Today was an absolute rotter weather-wise. If you were slight of frame, you were half a chance to be blown away down the Nepean Highway, Mary Poppins style. But it didn’t bother the Tigers one bit. They played textbook Elsternwick Park footy and didn’t get bogged down in the dead pockets. Conversely, Collegians had all sorts of trouble clearing the ball from their backline and seemed bamboozled by the howling gale.
Jock Nelson, after whom the A Section medal is named, handed over the medal to a player who very much plays the way he used to back in the 50s and 60s (well, apparently). Skipper Luke Wintle controlled the aerial contests, took a stack of contested marks and provided fine leadership all day.

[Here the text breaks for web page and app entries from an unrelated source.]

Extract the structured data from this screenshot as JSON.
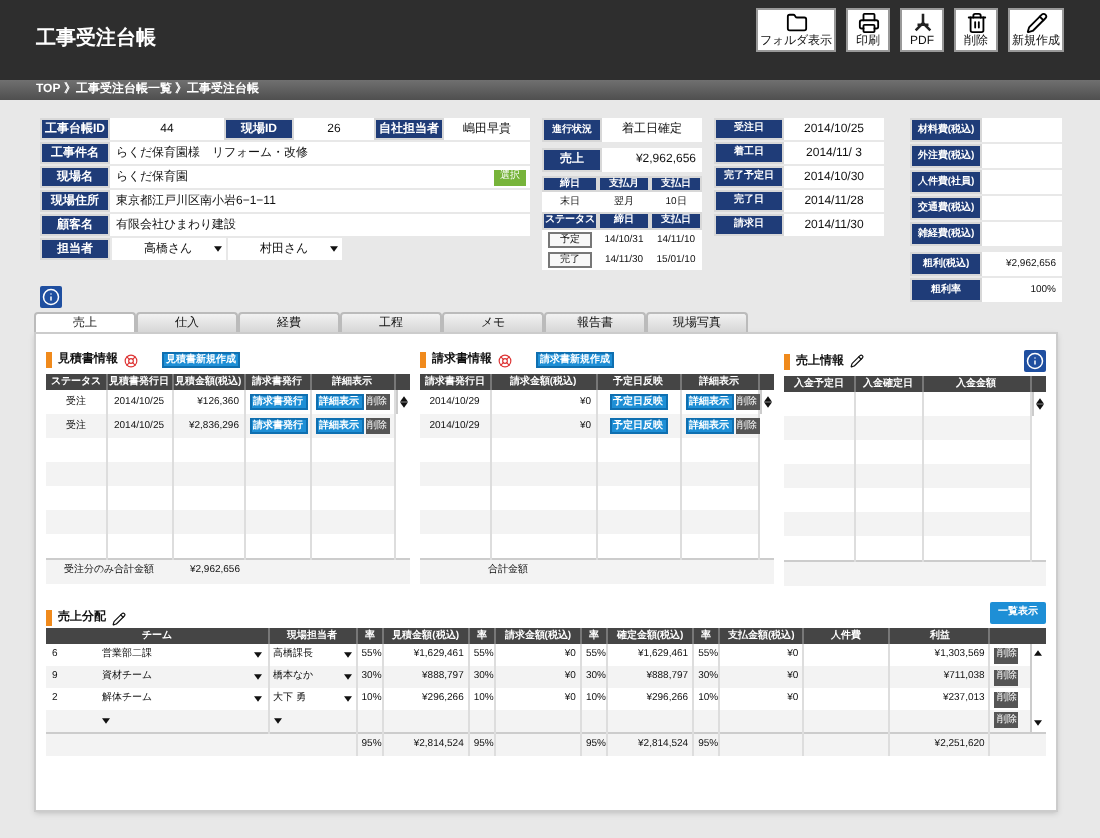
{
  "header": {
    "title": "工事受注台帳",
    "toolbar": [
      {
        "kind": "folder",
        "label": "フォルダ表示"
      },
      {
        "kind": "print",
        "label": "印刷"
      },
      {
        "kind": "pdf",
        "label": "PDF"
      },
      {
        "kind": "trash",
        "label": "削除"
      },
      {
        "kind": "pencil",
        "label": "新規作成"
      }
    ]
  },
  "breadcrumb": "TOP 》工事受注台帳一覧 》工事受注台帳",
  "project": {
    "ids": [
      {
        "label": "工事台帳ID",
        "value": "44"
      },
      {
        "label": "現場ID",
        "value": "26"
      },
      {
        "label": "自社担当者",
        "value": "嶋田早貴"
      }
    ],
    "rows": [
      {
        "label": "工事件名",
        "value": "らくだ保育園様　リフォーム・改修"
      },
      {
        "label": "現場名",
        "value": "らくだ保育園",
        "button": "選択"
      },
      {
        "label": "現場住所",
        "value": "東京都江戸川区南小岩6−1−11"
      },
      {
        "label": "顧客名",
        "value": "有限会社ひまわり建設"
      }
    ],
    "staff": {
      "label": "担当者",
      "selects": [
        "高橋さん",
        "村田さん"
      ]
    }
  },
  "status": {
    "progress": {
      "label": "進行状況",
      "value": "着工日確定"
    },
    "sales": {
      "label": "売上",
      "value": "¥2,962,656"
    },
    "closing": {
      "columns": [
        "締日",
        "支払月",
        "支払日"
      ],
      "values": [
        "末日",
        "翌月",
        "10日"
      ]
    },
    "schedule": {
      "columns": [
        "ステータス",
        "締日",
        "支払日"
      ],
      "rows": [
        {
          "status": "予定",
          "closing": "14/10/31",
          "payment": "14/11/10"
        },
        {
          "status": "完了",
          "closing": "14/11/30",
          "payment": "15/01/10"
        }
      ]
    }
  },
  "dates": [
    {
      "label": "受注日",
      "value": "2014/10/25"
    },
    {
      "label": "着工日",
      "value": "2014/11/ 3"
    },
    {
      "label": "完了予定日",
      "value": "2014/10/30"
    },
    {
      "label": "完了日",
      "value": "2014/11/28"
    },
    {
      "label": "請求日",
      "value": "2014/11/30"
    }
  ],
  "costs": [
    {
      "label": "材料費(税込)"
    },
    {
      "label": "外注費(税込)"
    },
    {
      "label": "人件費(社員)"
    },
    {
      "label": "交通費(税込)"
    },
    {
      "label": "雑経費(税込)"
    }
  ],
  "profit": [
    {
      "label": "粗利(税込)",
      "value": "¥2,962,656"
    },
    {
      "label": "粗利率",
      "value": "100%"
    }
  ],
  "tabs": [
    {
      "label": "売上",
      "selected": true
    },
    {
      "label": "仕入",
      "selected": false
    },
    {
      "label": "経費",
      "selected": false
    },
    {
      "label": "工程",
      "selected": false
    },
    {
      "label": "メモ",
      "selected": false
    },
    {
      "label": "報告書",
      "selected": false
    },
    {
      "label": "現場写真",
      "selected": false
    }
  ],
  "estimates": {
    "title": "見積書情報",
    "create_button": "見積書新規作成",
    "columns": [
      "ステータス",
      "見積書発行日",
      "見積金額(税込)",
      "請求書発行",
      "詳細表示"
    ],
    "rows": [
      {
        "status": "受注",
        "date": "2014/10/25",
        "amount": "¥126,360",
        "issue": "請求書発行",
        "detail": "詳細表示",
        "delete": "削除"
      },
      {
        "status": "受注",
        "date": "2014/10/25",
        "amount": "¥2,836,296",
        "issue": "請求書発行",
        "detail": "詳細表示",
        "delete": "削除"
      }
    ],
    "total_label": "受注分のみ合計金額",
    "total": "¥2,962,656"
  },
  "invoices": {
    "title": "請求書情報",
    "create_button": "請求書新規作成",
    "columns": [
      "請求書発行日",
      "請求金額(税込)",
      "予定日反映",
      "詳細表示"
    ],
    "rows": [
      {
        "date": "2014/10/29",
        "amount": "¥0",
        "reflect": "予定日反映",
        "detail": "詳細表示",
        "delete": "削除"
      },
      {
        "date": "2014/10/29",
        "amount": "¥0",
        "reflect": "予定日反映",
        "detail": "詳細表示",
        "delete": "削除"
      }
    ],
    "total_label": "合計金額"
  },
  "receipts": {
    "title": "売上情報",
    "columns": [
      "入金予定日",
      "入金確定日",
      "入金金額"
    ]
  },
  "distribution": {
    "title": "売上分配",
    "list_button": "一覧表示",
    "columns": [
      "チーム",
      "現場担当者",
      "率",
      "見積金額(税込)",
      "率",
      "請求金額(税込)",
      "率",
      "確定金額(税込)",
      "率",
      "支払金額(税込)",
      "人件費",
      "利益"
    ],
    "rows": [
      {
        "no": "6",
        "team": "営業部二課",
        "person": "高橋課長",
        "rate1": "55%",
        "estimate": "¥1,629,461",
        "rate2": "55%",
        "invoice": "¥0",
        "rate3": "55%",
        "confirmed": "¥1,629,461",
        "rate4": "55%",
        "payment": "¥0",
        "profit": "¥1,303,569",
        "delete": "削除"
      },
      {
        "no": "9",
        "team": "資材チーム",
        "person": "橋本なか",
        "rate1": "30%",
        "estimate": "¥888,797",
        "rate2": "30%",
        "invoice": "¥0",
        "rate3": "30%",
        "confirmed": "¥888,797",
        "rate4": "30%",
        "payment": "¥0",
        "profit": "¥711,038",
        "delete": "削除"
      },
      {
        "no": "2",
        "team": "解体チーム",
        "person": "大下 勇",
        "rate1": "10%",
        "estimate": "¥296,266",
        "rate2": "10%",
        "invoice": "¥0",
        "rate3": "10%",
        "confirmed": "¥296,266",
        "rate4": "10%",
        "payment": "¥0",
        "profit": "¥237,013",
        "delete": "削除"
      },
      {
        "delete": "削除"
      }
    ],
    "totals": {
      "rate1": "95%",
      "estimate": "¥2,814,524",
      "rate2": "95%",
      "rate3": "95%",
      "confirmed": "¥2,814,524",
      "rate4": "95%",
      "profit": "¥2,251,620"
    }
  }
}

Another veteran, Michael Hazel (who has an odd trio of clubs on his resume, having played at Salesian, Old Melburnians and now the Tigers) stepped up again when the heat was on and was particularly dangerous at the stoppages. Sam Anstey was as classy as ever while Daniel Poynton blanketed Fergus Watts out of proceedings. Everywhere you looked, there were good Tigers players, with Michael Wintle, Paul Wintle, Brett Collins and Paul Groves worthy of a special mention.
Collegians will be bitterly disappointed with their game today. Like the Bulldogs on Friday night, they simply didn’t take their chances. Onballers Chris Blumfield and Nick Ries fought hard all day and Charlie Holst stood out down back but several big names didn’t fire a shot.

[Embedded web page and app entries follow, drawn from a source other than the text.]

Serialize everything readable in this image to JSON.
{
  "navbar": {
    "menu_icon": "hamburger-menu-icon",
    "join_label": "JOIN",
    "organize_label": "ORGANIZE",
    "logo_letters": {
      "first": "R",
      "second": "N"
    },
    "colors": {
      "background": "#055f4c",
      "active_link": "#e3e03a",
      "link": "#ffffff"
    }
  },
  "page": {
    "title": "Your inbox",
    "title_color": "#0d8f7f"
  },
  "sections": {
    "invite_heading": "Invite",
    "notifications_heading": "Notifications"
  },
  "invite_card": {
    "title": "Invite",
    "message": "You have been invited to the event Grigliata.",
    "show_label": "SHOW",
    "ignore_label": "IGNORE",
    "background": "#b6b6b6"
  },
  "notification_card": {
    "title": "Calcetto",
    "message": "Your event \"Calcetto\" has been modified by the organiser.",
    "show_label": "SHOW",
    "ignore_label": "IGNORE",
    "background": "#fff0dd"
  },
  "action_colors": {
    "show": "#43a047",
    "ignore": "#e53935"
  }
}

More than anything, they will be ruing their third term, when they had all the play but kicked 2.12. Their inability to score a goal in the first term with a strong breeze at their backs was also decisive.
But all credit to the Tigers. Looking at today, it’s impossible to envisage an A Section competition where they won’t be right in the thick of things for years to come.